Some recent stuff I did for 2 local street culture magazines. I like to use my mono lights when shooting indoors on jobs like this, but the key I have come to understand is to use it in a style where it is clear that it is being used but doesn't take overhand. The back ground must as well be taken into consideration, this is something you learn when you are shooting on the streets or where ever you are shooting for that sake, what ever style you are doing. Look at Steve McCurrys photos and you will see what I mean. He is for me the ultimate master of how to use whats available and use it scarcely so the context of the image falls on the portraits eyes but fgoes in a tone harmony with the back ground. Well, Mr. McCurry does what he does and I do what I do and there is maybe a world apart, but I take inspiration from photographrs like him to get a better result of my own work. Elliot Erwitt and Arnold Newman are 2 other great masters I study, and of course Salgado and Annie Leibovitz.

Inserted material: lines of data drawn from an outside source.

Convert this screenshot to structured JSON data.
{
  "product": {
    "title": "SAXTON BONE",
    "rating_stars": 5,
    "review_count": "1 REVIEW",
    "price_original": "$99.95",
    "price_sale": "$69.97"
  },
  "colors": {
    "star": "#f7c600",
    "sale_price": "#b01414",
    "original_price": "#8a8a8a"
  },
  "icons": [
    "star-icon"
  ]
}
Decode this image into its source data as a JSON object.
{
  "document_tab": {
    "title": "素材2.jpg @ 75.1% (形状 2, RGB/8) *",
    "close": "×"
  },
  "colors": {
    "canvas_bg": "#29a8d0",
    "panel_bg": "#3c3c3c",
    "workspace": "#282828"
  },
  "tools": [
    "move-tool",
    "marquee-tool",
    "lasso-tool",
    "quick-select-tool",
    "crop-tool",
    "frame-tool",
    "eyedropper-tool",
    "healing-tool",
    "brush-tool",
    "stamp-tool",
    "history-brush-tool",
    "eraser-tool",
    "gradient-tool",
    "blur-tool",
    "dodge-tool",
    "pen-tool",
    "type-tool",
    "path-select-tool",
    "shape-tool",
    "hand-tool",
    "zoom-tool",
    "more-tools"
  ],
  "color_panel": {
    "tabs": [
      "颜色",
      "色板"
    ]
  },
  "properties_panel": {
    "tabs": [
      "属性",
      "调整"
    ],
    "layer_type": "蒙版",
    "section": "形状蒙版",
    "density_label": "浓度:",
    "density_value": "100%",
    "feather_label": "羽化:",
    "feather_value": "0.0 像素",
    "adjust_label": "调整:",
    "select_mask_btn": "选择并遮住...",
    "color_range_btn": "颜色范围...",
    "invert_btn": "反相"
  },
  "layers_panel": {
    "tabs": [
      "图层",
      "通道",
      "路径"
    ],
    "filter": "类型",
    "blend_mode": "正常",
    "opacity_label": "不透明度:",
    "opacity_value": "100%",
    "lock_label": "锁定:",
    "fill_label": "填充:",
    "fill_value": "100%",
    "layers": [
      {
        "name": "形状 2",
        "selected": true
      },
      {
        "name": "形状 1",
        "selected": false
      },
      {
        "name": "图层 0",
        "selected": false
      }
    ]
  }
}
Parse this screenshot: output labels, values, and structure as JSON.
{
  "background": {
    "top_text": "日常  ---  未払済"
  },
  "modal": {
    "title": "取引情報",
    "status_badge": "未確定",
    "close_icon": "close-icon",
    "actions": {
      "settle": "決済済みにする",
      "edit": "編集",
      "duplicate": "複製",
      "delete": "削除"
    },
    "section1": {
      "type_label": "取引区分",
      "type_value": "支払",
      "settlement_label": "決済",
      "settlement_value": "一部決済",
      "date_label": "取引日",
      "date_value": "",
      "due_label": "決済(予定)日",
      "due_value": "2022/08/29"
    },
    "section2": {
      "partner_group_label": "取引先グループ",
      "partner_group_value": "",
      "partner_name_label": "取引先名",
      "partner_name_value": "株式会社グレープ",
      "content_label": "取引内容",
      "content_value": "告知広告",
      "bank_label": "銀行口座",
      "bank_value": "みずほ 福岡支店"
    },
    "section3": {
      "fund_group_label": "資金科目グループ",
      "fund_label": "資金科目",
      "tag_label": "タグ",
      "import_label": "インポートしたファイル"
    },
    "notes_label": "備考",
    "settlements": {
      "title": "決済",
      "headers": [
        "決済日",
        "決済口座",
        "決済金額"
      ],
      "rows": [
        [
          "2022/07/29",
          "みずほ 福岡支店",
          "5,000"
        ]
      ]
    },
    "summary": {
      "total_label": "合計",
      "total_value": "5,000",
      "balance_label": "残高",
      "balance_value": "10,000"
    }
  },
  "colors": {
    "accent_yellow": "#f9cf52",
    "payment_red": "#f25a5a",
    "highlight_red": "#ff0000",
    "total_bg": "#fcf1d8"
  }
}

I personally like the "One-Side-shadow" angle of a model, it gives the image and model an overall contrast easy to lay your eyes on as well as it gives it an easy amateurish style "feel" to the image, something which I like.
In this case with the guitar gal we wanted a bitchy underground style, not touching the fancy or cute, more the tacky or cheap. Could have been worse I beleive, which could have been better... next I wanna make it more "cheapish".
The skateboarder shot shows almost no part of the board in the image, a thing never heard of in Skateboarding magazines where the location of the feets and so on is of utter importance...bullshit! This image should make the reader to stop up flicking through the mag and actually read the article and look and more important, SEE the image. Well, this shot was not taken for a skateboard magazine and I wanted to give the viewer of this 2 page spread a sense of "speed" rather than being a skateboard shot. The person in the picture isn't a professional skater and the interview that follows isn't about being one either, but it is nevertheless an important part of his life and shapes who he is. He got written on his board "The Moment Of Truth" as well, which says alot and can give the photographer a stronger sense of who he is dealing with, how far he can strechit and how the shots can be done to suit both the magazine editors and designers needs as well as giving the subject a fair deal.